- **Problem requirements**:
Find how many lines in the material below hold the word "span". Reply with that figure alone.

- **Data for this task**:
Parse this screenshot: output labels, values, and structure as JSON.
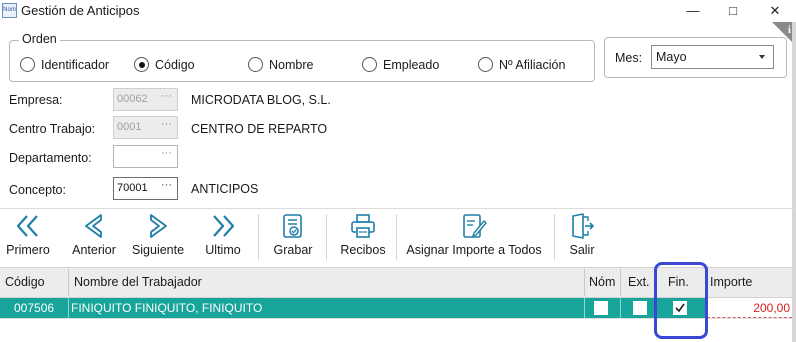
{
  "window": {
    "app_icon_text": "Nom",
    "title": "Gestión de Anticipos",
    "minimize_glyph": "—",
    "maximize_glyph": "□",
    "close_glyph": "✕"
  },
  "orden": {
    "legend": "Orden",
    "options": [
      {
        "label": "Identificador",
        "selected": false
      },
      {
        "label": "Código",
        "selected": true
      },
      {
        "label": "Nombre",
        "selected": false
      },
      {
        "label": "Empleado",
        "selected": false
      },
      {
        "label": "Nº Afiliación",
        "selected": false
      }
    ]
  },
  "mes": {
    "label": "Mes:",
    "value": "Mayo"
  },
  "fields": {
    "empresa": {
      "label": "Empresa:",
      "code": "00062",
      "name": "MICRODATA BLOG, S.L."
    },
    "centro": {
      "label": "Centro Trabajo:",
      "code": "0001",
      "name": "CENTRO DE REPARTO"
    },
    "departamento": {
      "label": "Departamento:",
      "code": "",
      "name": ""
    },
    "concepto": {
      "label": "Concepto:",
      "code": "70001",
      "name": "ANTICIPOS"
    },
    "lookup_glyph": "···"
  },
  "toolbar": {
    "primero": "Primero",
    "anterior": "Anterior",
    "siguiente": "Siguiente",
    "ultimo": "Ultimo",
    "grabar": "Grabar",
    "recibos": "Recibos",
    "asignar": "Asignar Importe a Todos",
    "salir": "Salir"
  },
  "grid": {
    "headers": {
      "codigo": "Código",
      "nombre": "Nombre del Trabajador",
      "nom": "Nóm",
      "ext": "Ext.",
      "fin": "Fin.",
      "importe": "Importe"
    },
    "rows": [
      {
        "codigo": "007506",
        "nombre": "FINIQUITO FINIQUITO, FINIQUITO",
        "nom": false,
        "ext": false,
        "fin": true,
        "importe": "200,00"
      }
    ]
  },
  "colors": {
    "row_selected": "#17a49b",
    "accent_icons": "#1f7fa8",
    "highlight": "#3a48d4",
    "importe_text": "#d61f1f"
  }
}
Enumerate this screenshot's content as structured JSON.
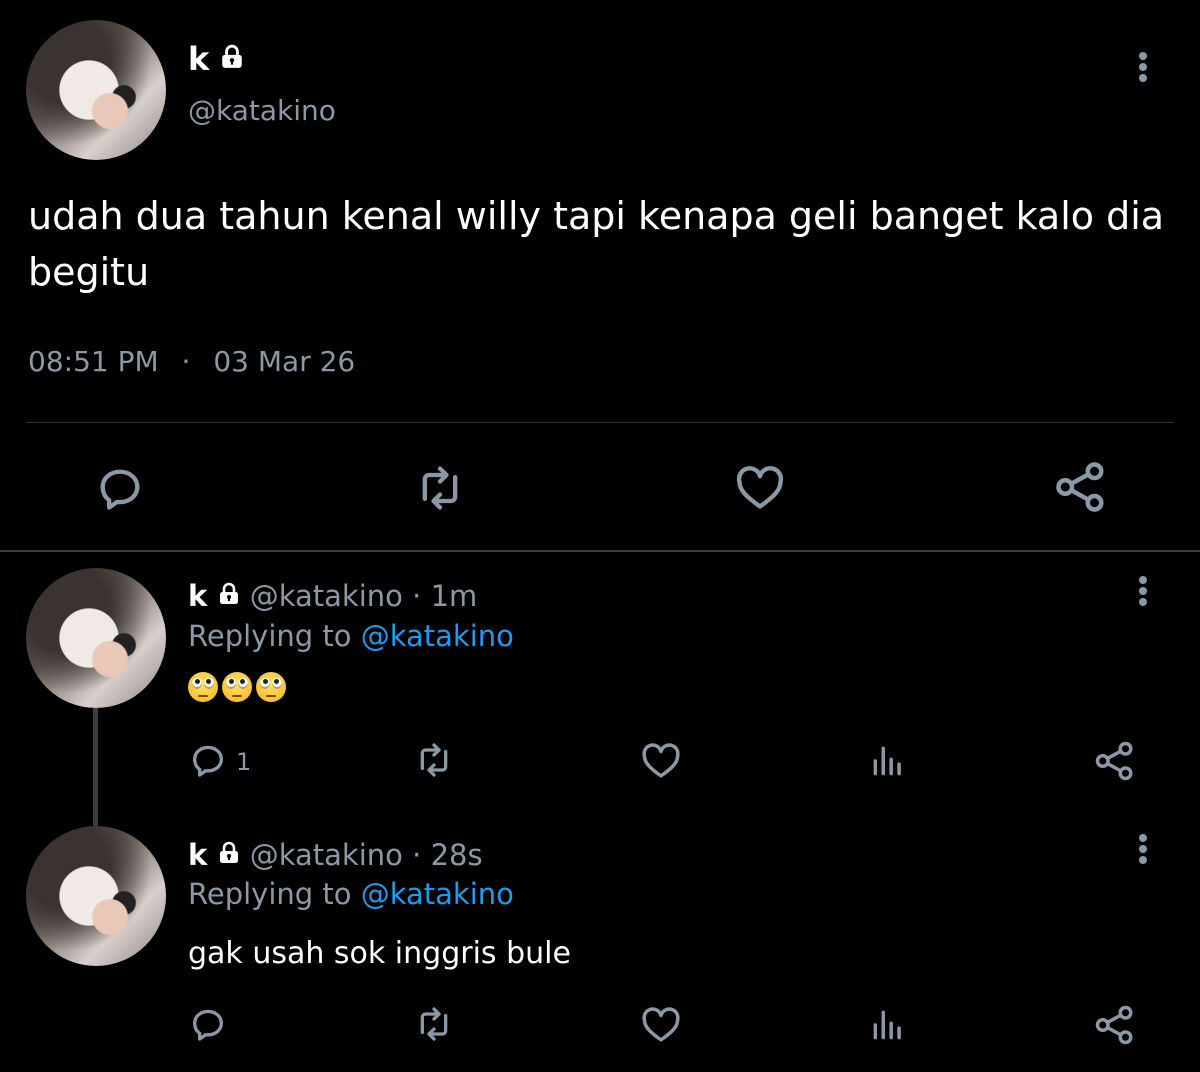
{
  "main_tweet": {
    "display_name": "k",
    "handle": "@katakino",
    "text": "udah dua tahun kenal willy tapi kenapa geli banget kalo dia begitu",
    "time": "08:51 PM",
    "separator": "·",
    "date": "03 Mar 26",
    "actions": [
      "reply-icon",
      "retweet-icon",
      "like-icon",
      "share-icon"
    ]
  },
  "replies": [
    {
      "display_name": "k",
      "handle": "@katakino",
      "dot": "·",
      "age": "1m",
      "replying_prefix": "Replying to",
      "replying_to": "@katakino",
      "text": "🙄🙄🙄",
      "reply_count": "1",
      "actions": [
        "reply-icon",
        "retweet-icon",
        "like-icon",
        "analytics-icon",
        "share-icon"
      ]
    },
    {
      "display_name": "k",
      "handle": "@katakino",
      "dot": "·",
      "age": "28s",
      "replying_prefix": "Replying to",
      "replying_to": "@katakino",
      "text": "gak usah sok inggris bule",
      "reply_count": "",
      "actions": [
        "reply-icon",
        "retweet-icon",
        "like-icon",
        "analytics-icon",
        "share-icon"
      ]
    }
  ],
  "colors": {
    "background": "#000000",
    "muted": "#8b98a5",
    "link": "#1d9bf0",
    "divider": "#2f3336"
  }
}
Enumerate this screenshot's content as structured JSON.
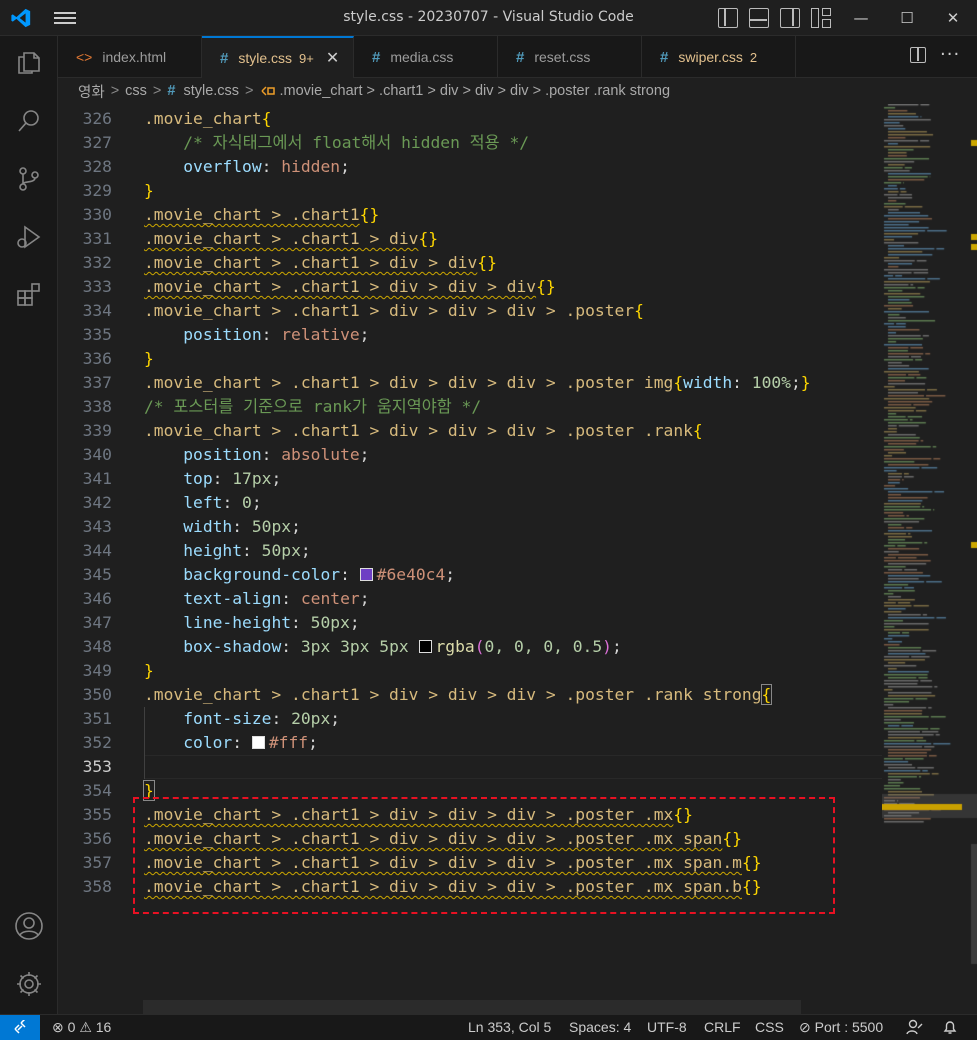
{
  "window": {
    "title": "style.css - 20230707 - Visual Studio Code",
    "controls": {
      "minimize": "—",
      "maximize": "☐",
      "close": "✕"
    }
  },
  "activity_bar": [
    "explorer-icon",
    "search-icon",
    "source-control-icon",
    "run-debug-icon",
    "extensions-icon",
    "account-icon",
    "settings-gear-icon"
  ],
  "tabs": [
    {
      "label": "index.html",
      "icon": "html-file-icon",
      "active": false
    },
    {
      "label": "style.css",
      "icon": "#",
      "badge": "9+",
      "close": "✕",
      "active": true
    },
    {
      "label": "media.css",
      "icon": "#",
      "active": false
    },
    {
      "label": "reset.css",
      "icon": "#",
      "active": false
    },
    {
      "label": "swiper.css",
      "icon": "#",
      "badge": "2",
      "active": false
    }
  ],
  "tab_actions": {
    "more": "···"
  },
  "breadcrumb": {
    "parts": [
      "영화",
      "css"
    ],
    "file": "style.css",
    "symbol": ".movie_chart > .chart1 > div > div > div > .poster .rank strong",
    "file_icon": "#",
    "symbol_icon": "css-selector-icon",
    "sep": ">"
  },
  "editor": {
    "current_line": 353,
    "lines": [
      {
        "n": "326",
        "t": [
          [
            ".movie_chart",
            "sel"
          ],
          [
            "{",
            "brace"
          ]
        ]
      },
      {
        "n": "327",
        "t": [
          [
            "    ",
            "op"
          ],
          [
            "/* 자식태그에서 float해서 hidden 적용 */",
            "com"
          ]
        ]
      },
      {
        "n": "328",
        "t": [
          [
            "    ",
            "op"
          ],
          [
            "overflow",
            "prop"
          ],
          [
            ": ",
            "op"
          ],
          [
            "hidden",
            "val"
          ],
          [
            ";",
            "op"
          ]
        ]
      },
      {
        "n": "329",
        "t": [
          [
            "}",
            "brace"
          ]
        ]
      },
      {
        "n": "330",
        "t": [
          [
            ".movie_chart > .chart1",
            "sel squig"
          ],
          [
            "{}",
            "brace"
          ]
        ]
      },
      {
        "n": "331",
        "t": [
          [
            ".movie_chart > .chart1 > div",
            "sel squig"
          ],
          [
            "{}",
            "brace"
          ]
        ]
      },
      {
        "n": "332",
        "t": [
          [
            ".movie_chart > .chart1 > div > div",
            "sel squig"
          ],
          [
            "{}",
            "brace"
          ]
        ]
      },
      {
        "n": "333",
        "t": [
          [
            ".movie_chart > .chart1 > div > div > div",
            "sel squig"
          ],
          [
            "{}",
            "brace"
          ]
        ]
      },
      {
        "n": "334",
        "t": [
          [
            ".movie_chart > .chart1 > div > div > div > .poster",
            "sel"
          ],
          [
            "{",
            "brace"
          ]
        ]
      },
      {
        "n": "335",
        "t": [
          [
            "    ",
            "op"
          ],
          [
            "position",
            "prop"
          ],
          [
            ": ",
            "op"
          ],
          [
            "relative",
            "val"
          ],
          [
            ";",
            "op"
          ]
        ]
      },
      {
        "n": "336",
        "t": [
          [
            "}",
            "brace"
          ]
        ]
      },
      {
        "n": "337",
        "t": [
          [
            ".movie_chart > .chart1 > div > div > div > .poster img",
            "sel"
          ],
          [
            "{",
            "brace"
          ],
          [
            "width",
            "prop"
          ],
          [
            ": ",
            "op"
          ],
          [
            "100%",
            "num"
          ],
          [
            ";",
            "op"
          ],
          [
            "}",
            "brace"
          ]
        ]
      },
      {
        "n": "338",
        "t": [
          [
            "/* 포스터를 기준으로 rank가 움지역야함 */",
            "com"
          ]
        ]
      },
      {
        "n": "339",
        "t": [
          [
            ".movie_chart > .chart1 > div > div > div > .poster .rank",
            "sel"
          ],
          [
            "{",
            "brace"
          ]
        ]
      },
      {
        "n": "340",
        "t": [
          [
            "    ",
            "op"
          ],
          [
            "position",
            "prop"
          ],
          [
            ": ",
            "op"
          ],
          [
            "absolute",
            "val"
          ],
          [
            ";",
            "op"
          ]
        ]
      },
      {
        "n": "341",
        "t": [
          [
            "    ",
            "op"
          ],
          [
            "top",
            "prop"
          ],
          [
            ": ",
            "op"
          ],
          [
            "17px",
            "num"
          ],
          [
            ";",
            "op"
          ]
        ]
      },
      {
        "n": "342",
        "t": [
          [
            "    ",
            "op"
          ],
          [
            "left",
            "prop"
          ],
          [
            ": ",
            "op"
          ],
          [
            "0",
            "num"
          ],
          [
            ";",
            "op"
          ]
        ]
      },
      {
        "n": "343",
        "t": [
          [
            "    ",
            "op"
          ],
          [
            "width",
            "prop"
          ],
          [
            ": ",
            "op"
          ],
          [
            "50px",
            "num"
          ],
          [
            ";",
            "op"
          ]
        ]
      },
      {
        "n": "344",
        "t": [
          [
            "    ",
            "op"
          ],
          [
            "height",
            "prop"
          ],
          [
            ": ",
            "op"
          ],
          [
            "50px",
            "num"
          ],
          [
            ";",
            "op"
          ]
        ]
      },
      {
        "n": "345",
        "t": [
          [
            "    ",
            "op"
          ],
          [
            "background-color",
            "prop"
          ],
          [
            ": ",
            "op"
          ],
          [
            "#6e40c4",
            "swatch"
          ],
          [
            "#6e40c4",
            "val"
          ],
          [
            ";",
            "op"
          ]
        ]
      },
      {
        "n": "346",
        "t": [
          [
            "    ",
            "op"
          ],
          [
            "text-align",
            "prop"
          ],
          [
            ": ",
            "op"
          ],
          [
            "center",
            "val"
          ],
          [
            ";",
            "op"
          ]
        ]
      },
      {
        "n": "347",
        "t": [
          [
            "    ",
            "op"
          ],
          [
            "line-height",
            "prop"
          ],
          [
            ": ",
            "op"
          ],
          [
            "50px",
            "num"
          ],
          [
            ";",
            "op"
          ]
        ]
      },
      {
        "n": "348",
        "t": [
          [
            "    ",
            "op"
          ],
          [
            "box-shadow",
            "prop"
          ],
          [
            ": ",
            "op"
          ],
          [
            "3px 3px 5px ",
            "num"
          ],
          [
            "#000000",
            "swatch"
          ],
          [
            "rgba",
            "fn"
          ],
          [
            "(",
            "paren"
          ],
          [
            "0, 0, 0, 0.5",
            "num"
          ],
          [
            ")",
            "paren"
          ],
          [
            ";",
            "op"
          ]
        ]
      },
      {
        "n": "349",
        "t": [
          [
            "}",
            "brace"
          ]
        ]
      },
      {
        "n": "350",
        "t": [
          [
            ".movie_chart > .chart1 > div > div > div > .poster .rank strong",
            "sel"
          ],
          [
            "{",
            "brace match"
          ]
        ]
      },
      {
        "n": "351",
        "t": [
          [
            "    ",
            "op"
          ],
          [
            "font-size",
            "prop"
          ],
          [
            ": ",
            "op"
          ],
          [
            "20px",
            "num"
          ],
          [
            ";",
            "op"
          ]
        ]
      },
      {
        "n": "352",
        "t": [
          [
            "    ",
            "op"
          ],
          [
            "color",
            "prop"
          ],
          [
            ": ",
            "op"
          ],
          [
            "#ffffff",
            "swatch"
          ],
          [
            "#fff",
            "val"
          ],
          [
            ";",
            "op"
          ]
        ]
      },
      {
        "n": "353",
        "t": []
      },
      {
        "n": "354",
        "t": [
          [
            "}",
            "brace match"
          ]
        ]
      },
      {
        "n": "355",
        "t": [
          [
            ".movie_chart > .chart1 > div > div > div > .poster .mx",
            "sel squig"
          ],
          [
            "{}",
            "brace"
          ]
        ]
      },
      {
        "n": "356",
        "t": [
          [
            ".movie_chart > .chart1 > div > div > div > .poster .mx span",
            "sel squig"
          ],
          [
            "{}",
            "brace"
          ]
        ]
      },
      {
        "n": "357",
        "t": [
          [
            ".movie_chart > .chart1 > div > div > div > .poster .mx span.m",
            "sel squig"
          ],
          [
            "{}",
            "brace"
          ]
        ]
      },
      {
        "n": "358",
        "t": [
          [
            ".movie_chart > .chart1 > div > div > div > .poster .mx span.b",
            "sel squig"
          ],
          [
            "{}",
            "brace"
          ]
        ]
      }
    ]
  },
  "statusbar": {
    "remote_icon": "remote-icon",
    "errors": "0",
    "warnings": "16",
    "position": "Ln 353, Col 5",
    "spaces": "Spaces: 4",
    "encoding": "UTF-8",
    "eol": "CRLF",
    "language": "CSS",
    "port": "Port : 5500",
    "feedback_icon": "feedback-icon",
    "bell_icon": "bell-icon"
  },
  "colors": {
    "accent": "#0078d4",
    "highlight_box": "#e81123",
    "warning_squiggle": "#cca700"
  }
}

- **Answer section**:
3